WORK REQUIRED:
Copy the complete listing that follows, letter for letter.

Segment Start: SUPPLIED MATERIAL

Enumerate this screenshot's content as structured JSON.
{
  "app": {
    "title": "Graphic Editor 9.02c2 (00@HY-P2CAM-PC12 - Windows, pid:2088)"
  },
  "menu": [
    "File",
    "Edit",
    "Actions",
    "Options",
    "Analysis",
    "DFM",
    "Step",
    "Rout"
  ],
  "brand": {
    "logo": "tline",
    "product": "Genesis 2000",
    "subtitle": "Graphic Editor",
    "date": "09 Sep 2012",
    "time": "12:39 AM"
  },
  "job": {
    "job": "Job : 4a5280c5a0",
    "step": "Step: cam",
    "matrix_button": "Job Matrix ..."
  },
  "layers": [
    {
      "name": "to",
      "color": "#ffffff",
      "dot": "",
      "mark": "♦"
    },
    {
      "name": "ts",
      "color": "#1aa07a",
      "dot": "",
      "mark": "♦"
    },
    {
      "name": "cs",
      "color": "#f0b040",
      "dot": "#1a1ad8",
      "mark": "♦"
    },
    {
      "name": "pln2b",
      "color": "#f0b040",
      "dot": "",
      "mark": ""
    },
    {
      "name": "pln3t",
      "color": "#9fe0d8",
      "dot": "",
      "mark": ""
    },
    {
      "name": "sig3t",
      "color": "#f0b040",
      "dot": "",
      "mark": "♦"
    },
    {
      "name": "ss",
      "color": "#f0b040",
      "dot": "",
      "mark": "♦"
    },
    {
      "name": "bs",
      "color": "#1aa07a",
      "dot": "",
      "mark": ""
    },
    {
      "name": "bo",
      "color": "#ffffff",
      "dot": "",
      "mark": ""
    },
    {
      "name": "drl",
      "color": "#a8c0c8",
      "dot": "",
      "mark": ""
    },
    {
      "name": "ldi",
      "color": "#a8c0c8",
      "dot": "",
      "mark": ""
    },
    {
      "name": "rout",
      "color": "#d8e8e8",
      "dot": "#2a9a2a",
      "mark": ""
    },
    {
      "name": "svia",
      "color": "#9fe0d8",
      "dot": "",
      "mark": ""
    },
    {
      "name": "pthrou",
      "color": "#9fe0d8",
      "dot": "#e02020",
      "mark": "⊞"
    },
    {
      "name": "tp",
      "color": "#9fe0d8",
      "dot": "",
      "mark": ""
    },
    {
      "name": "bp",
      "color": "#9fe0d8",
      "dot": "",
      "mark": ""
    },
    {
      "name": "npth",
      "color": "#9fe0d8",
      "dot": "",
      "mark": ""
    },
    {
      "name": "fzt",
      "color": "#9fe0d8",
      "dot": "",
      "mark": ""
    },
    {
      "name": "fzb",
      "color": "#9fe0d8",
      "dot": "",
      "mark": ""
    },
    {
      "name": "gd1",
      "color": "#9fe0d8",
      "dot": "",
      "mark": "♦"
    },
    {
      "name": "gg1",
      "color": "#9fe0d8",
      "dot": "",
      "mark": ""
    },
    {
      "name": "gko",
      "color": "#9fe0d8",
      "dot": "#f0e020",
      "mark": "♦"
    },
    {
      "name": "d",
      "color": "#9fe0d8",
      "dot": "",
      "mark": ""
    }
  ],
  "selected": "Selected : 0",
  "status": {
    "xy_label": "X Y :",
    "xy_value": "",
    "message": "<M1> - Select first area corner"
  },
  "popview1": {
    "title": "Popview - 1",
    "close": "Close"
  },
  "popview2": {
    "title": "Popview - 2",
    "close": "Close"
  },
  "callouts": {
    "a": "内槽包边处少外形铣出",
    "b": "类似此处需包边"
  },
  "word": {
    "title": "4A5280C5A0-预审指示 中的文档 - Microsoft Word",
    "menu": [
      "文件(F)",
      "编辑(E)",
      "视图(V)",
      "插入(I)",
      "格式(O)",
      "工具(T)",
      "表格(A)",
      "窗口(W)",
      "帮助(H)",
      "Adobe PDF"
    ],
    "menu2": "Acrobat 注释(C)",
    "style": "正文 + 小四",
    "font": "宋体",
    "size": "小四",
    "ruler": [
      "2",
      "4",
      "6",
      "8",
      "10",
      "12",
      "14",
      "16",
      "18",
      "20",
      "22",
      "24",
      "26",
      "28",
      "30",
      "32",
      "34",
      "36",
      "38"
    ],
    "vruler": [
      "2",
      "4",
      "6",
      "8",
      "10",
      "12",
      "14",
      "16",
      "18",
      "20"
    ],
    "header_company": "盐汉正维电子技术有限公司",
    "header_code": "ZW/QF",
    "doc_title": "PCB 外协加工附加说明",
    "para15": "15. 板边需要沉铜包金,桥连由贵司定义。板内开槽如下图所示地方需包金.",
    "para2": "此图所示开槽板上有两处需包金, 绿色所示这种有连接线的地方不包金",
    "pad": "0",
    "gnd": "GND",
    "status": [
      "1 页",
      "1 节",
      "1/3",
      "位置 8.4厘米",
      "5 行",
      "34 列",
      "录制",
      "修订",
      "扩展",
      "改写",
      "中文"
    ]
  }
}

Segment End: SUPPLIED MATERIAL

EXERCISE ANSWER:
Enumerate this screenshot's content as structured JSON.
{
  "app": {
    "title": "Graphic Editor 9.02c2 (00@HY-P2CAM-PC12 - Windows, pid:2088)"
  },
  "menu": [
    "File",
    "Edit",
    "Actions",
    "Options",
    "Analysis",
    "DFM",
    "Step",
    "Rout"
  ],
  "brand": {
    "logo": "tline",
    "product": "Genesis 2000",
    "subtitle": "Graphic Editor",
    "date": "09 Sep 2012",
    "time": "12:39 AM"
  },
  "job": {
    "job": "Job : 4a5280c5a0",
    "step": "Step: cam",
    "matrix_button": "Job Matrix ..."
  },
  "layers": [
    {
      "name": "to",
      "color": "#ffffff",
      "dot": "",
      "mark": "♦"
    },
    {
      "name": "ts",
      "color": "#1aa07a",
      "dot": "",
      "mark": "♦"
    },
    {
      "name": "cs",
      "color": "#f0b040",
      "dot": "#1a1ad8",
      "mark": "♦"
    },
    {
      "name": "pln2b",
      "color": "#f0b040",
      "dot": "",
      "mark": ""
    },
    {
      "name": "pln3t",
      "color": "#9fe0d8",
      "dot": "",
      "mark": ""
    },
    {
      "name": "sig3t",
      "color": "#f0b040",
      "dot": "",
      "mark": "♦"
    },
    {
      "name": "ss",
      "color": "#f0b040",
      "dot": "",
      "mark": "♦"
    },
    {
      "name": "bs",
      "color": "#1aa07a",
      "dot": "",
      "mark": ""
    },
    {
      "name": "bo",
      "color": "#ffffff",
      "dot": "",
      "mark": ""
    },
    {
      "name": "drl",
      "color": "#a8c0c8",
      "dot": "",
      "mark": ""
    },
    {
      "name": "ldi",
      "color": "#a8c0c8",
      "dot": "",
      "mark": ""
    },
    {
      "name": "rout",
      "color": "#d8e8e8",
      "dot": "#2a9a2a",
      "mark": ""
    },
    {
      "name": "svia",
      "color": "#9fe0d8",
      "dot": "",
      "mark": ""
    },
    {
      "name": "pthrou",
      "color": "#9fe0d8",
      "dot": "#e02020",
      "mark": "⊞"
    },
    {
      "name": "tp",
      "color": "#9fe0d8",
      "dot": "",
      "mark": ""
    },
    {
      "name": "bp",
      "color": "#9fe0d8",
      "dot": "",
      "mark": ""
    },
    {
      "name": "npth",
      "color": "#9fe0d8",
      "dot": "",
      "mark": ""
    },
    {
      "name": "fzt",
      "color": "#9fe0d8",
      "dot": "",
      "mark": ""
    },
    {
      "name": "fzb",
      "color": "#9fe0d8",
      "dot": "",
      "mark": ""
    },
    {
      "name": "gd1",
      "color": "#9fe0d8",
      "dot": "",
      "mark": "♦"
    },
    {
      "name": "gg1",
      "color": "#9fe0d8",
      "dot": "",
      "mark": ""
    },
    {
      "name": "gko",
      "color": "#9fe0d8",
      "dot": "#f0e020",
      "mark": "♦"
    },
    {
      "name": "d",
      "color": "#9fe0d8",
      "dot": "",
      "mark": ""
    }
  ],
  "selected": "Selected : 0",
  "status": {
    "xy_label": "X Y :",
    "xy_value": "",
    "message": "<M1> - Select first area corner"
  },
  "popview1": {
    "title": "Popview - 1",
    "close": "Close"
  },
  "popview2": {
    "title": "Popview - 2",
    "close": "Close"
  },
  "callouts": {
    "a": "内槽包边处少外形铣出",
    "b": "类似此处需包边"
  },
  "word": {
    "title": "4A5280C5A0-预审指示 中的文档 - Microsoft Word",
    "menu": [
      "文件(F)",
      "编辑(E)",
      "视图(V)",
      "插入(I)",
      "格式(O)",
      "工具(T)",
      "表格(A)",
      "窗口(W)",
      "帮助(H)",
      "Adobe PDF"
    ],
    "menu2": "Acrobat 注释(C)",
    "style": "正文 + 小四",
    "font": "宋体",
    "size": "小四",
    "ruler": [
      "2",
      "4",
      "6",
      "8",
      "10",
      "12",
      "14",
      "16",
      "18",
      "20",
      "22",
      "24",
      "26",
      "28",
      "30",
      "32",
      "34",
      "36",
      "38"
    ],
    "vruler": [
      "2",
      "4",
      "6",
      "8",
      "10",
      "12",
      "14",
      "16",
      "18",
      "20"
    ],
    "header_company": "盐汉正维电子技术有限公司",
    "header_code": "ZW/QF",
    "doc_title": "PCB 外协加工附加说明",
    "para15": "15. 板边需要沉铜包金,桥连由贵司定义。板内开槽如下图所示地方需包金.",
    "para2": "此图所示开槽板上有两处需包金, 绿色所示这种有连接线的地方不包金",
    "pad": "0",
    "gnd": "GND",
    "status": [
      "1 页",
      "1 节",
      "1/3",
      "位置 8.4厘米",
      "5 行",
      "34 列",
      "录制",
      "修订",
      "扩展",
      "改写",
      "中文"
    ]
  }
}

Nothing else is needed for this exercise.